Hello out there! How is everybody? Hope y’all are doing well! Is it still raining where you are? I think the sun has gone on strike around here. We haven’t seen it in a while. No matter what your weather, grab a cup of something and have a comfy seat. I was chatting with our priest the other day and he said something really profound. It was so simple, I almost missed it. But he said this: “It all counts”.
Now, the context was all the little things we do all the time that make us less than perfect saints. The things we never give a second thought about, let alone confess as sin. You know, the little snippy remarks to that overbearing one in the office. Or the way we can get worked into a dither in line at the store, behind that woman with four carts and $1000 dollars worth of coupons. How about our response to that ‘jerk’ who just caused us to miss our exit on the way home from work, because he wouldn’t let us move over? Or maybe it’s being impatient with our kids, or our spouse – you know, the one who’s never ready to leave the house on time, no matter where we’re going? The one who thinks the processional was created for people to get into their pews… He said something else really profound. He’s very wise. He said that if we don’t think we have any sins, really, that we should ask our co-workers, our kids, our spouse. I bet they might have a slightly different perspective.
Even the ‘little sins’ – they all count. Why do we excuse ourselves? We’re not that bad, especially compared to the latest serial killer… or are we? One of the readings recently was from Matthew 5. This is the beginning of the Beatitudes. In verse 22, Jesus says this: “But I say to you that every one who is angry with his brother shall be liable to judgment; whoever insults his brother shall be liable to the council, and whoever says, ‘You fool!’ shall be liable to the hell of fire.” Did you catch that? Simply being angry is cause for judgment. He didn’t even say, if you swear in anger or actually do something in anger. He said, ‘if you are angry’. He goes on to verbal abuse and the like.

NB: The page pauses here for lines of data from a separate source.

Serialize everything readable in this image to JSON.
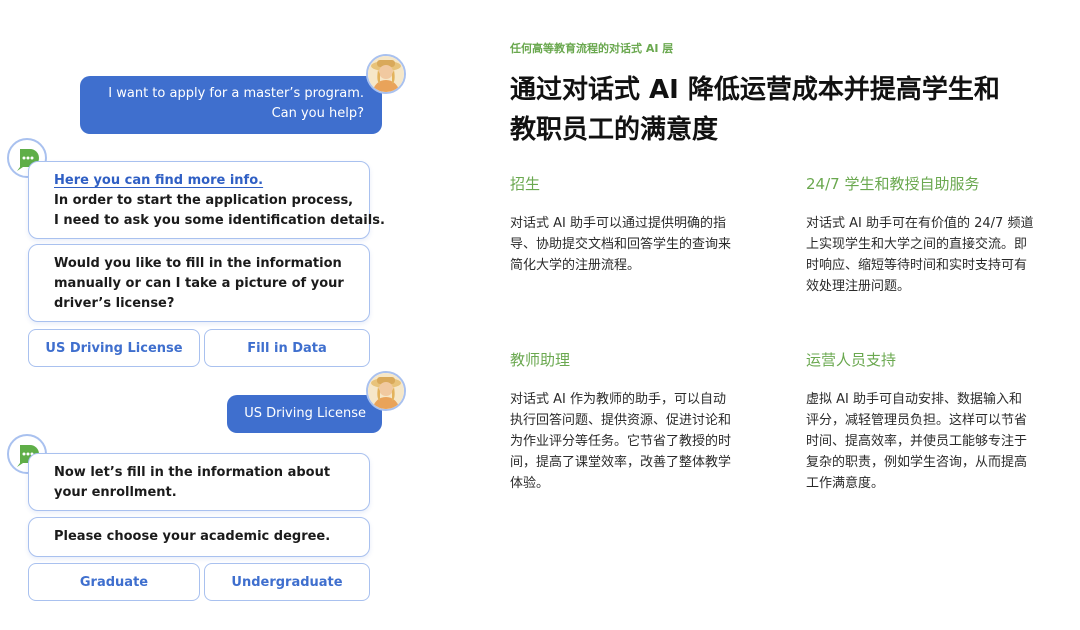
{
  "chat": {
    "user_message_1": {
      "line1": "I want to apply for a master’s program.",
      "line2": "Can you help?"
    },
    "bot_message_1": {
      "link": "Here you can find more info.",
      "line2": "In order to start the application process,",
      "line3": "I need to ask you some identification details."
    },
    "bot_message_2": {
      "line1": "Would you like to fill in the information",
      "line2": "manually or can I take a picture of your",
      "line3": "driver’s license?"
    },
    "options_1": [
      "US Driving License",
      "Fill in Data"
    ],
    "user_message_2": "US Driving License",
    "bot_message_3": {
      "line1": "Now let’s fill in the information about",
      "line2": "your enrollment."
    },
    "bot_message_4": "Please choose your academic degree.",
    "options_2": [
      "Graduate",
      "Undergraduate"
    ]
  },
  "content": {
    "eyebrow": "任何高等教育流程的对话式 AI 层",
    "headline": {
      "line1": "通过对话式 AI 降低运营成本并提高学生和",
      "line2": "教职员工的满意度"
    },
    "sections": [
      {
        "title": "招生",
        "lines": [
          "对话式 AI 助手可以通过提供明确的指",
          "导、协助提交文档和回答学生的查询来",
          "简化大学的注册流程。"
        ]
      },
      {
        "title": "24/7 学生和教授自助服务",
        "lines": [
          "对话式 AI 助手可在有价值的 24/7 频道",
          "上实现学生和大学之间的直接交流。即",
          "时响应、缩短等待时间和实时支持可有",
          "效处理注册问题。"
        ]
      },
      {
        "title": "教师助理",
        "lines": [
          "对话式 AI 作为教师的助手，可以自动",
          "执行回答问题、提供资源、促进讨论和",
          "为作业评分等任务。它节省了教授的时",
          "间，提高了课堂效率，改善了整体教学",
          "体验。"
        ]
      },
      {
        "title": "运营人员支持",
        "lines": [
          "虚拟 AI 助手可自动安排、数据输入和",
          "评分，减轻管理员负担。这样可以节省",
          "时间、提高效率，并使员工能够专注于",
          "复杂的职责，例如学生咨询，从而提高",
          "工作满意度。"
        ]
      }
    ]
  },
  "colors": {
    "accent_blue": "#3f6fce",
    "bubble_border": "#a9c1ef",
    "section_green": "#6aa84f",
    "bot_icon_green": "#5fae48"
  }
}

All those little irritations that come from someplace other than love for others… yeah, all of those. They all count. We’ve talked about the Beatitudes before. We’ve talked about excusing ourselves before. We’ve talked about all those things. And sometimes, I wonder if it’s mostly talk. Do we really take the Scripture seriously? Would it be any different if Jesus Himself was sitting up there on the hillside, on a rock, and we were there listening to Him in person? Or if we were walking alongside Him from town to town, day in and day out?
We have a term in the Catholic church for folks who think that every single thing they do or say might be a sin, they aren’t sure, but they carry guilt over it anyway. It’s called being scrupulous. There is also an army of faithful church attenders in many faith traditions who take the stance that Jesus couldn’t possibly mean that simply being irritated with someone is a sin. We somehow believe that our own anger is usually justified. We never stop to think that the cause of our anger or irritation, if you get down to the root, is selfishness. Sin, when you get down to the root, is selfishness. See the connection?
But there’s a flip side to this ‘it all counts’. There’s actually a good side. Hooray! Every little act of kindness or selflessness counts. Every drink of water given in love to a thirsty child, every offer to run an errand for a neighbor, every time we allow someone to go ahead of us in line. It all counts. Every sincere prayer on behalf of another counts. Every gesture of good will, every act of love, no matter how small. It all counts.
Where are you in all of this? What is ‘counting’ in your life? Do you need to talk to someone about it? Find a pastor or a priest. Do you need help to overcome some bad habits of speech or criticism? Ask them to pray for you and give you ideas on how to counteract those tendencies. I promise, no matter how long you’ve been ‘practicing’ being angry in some form, it can be overcome. Jesus promised that He would give us the grace to overcome our selfishness, if we ask and then do what He tells us. Go do something for someone in love. It all counts!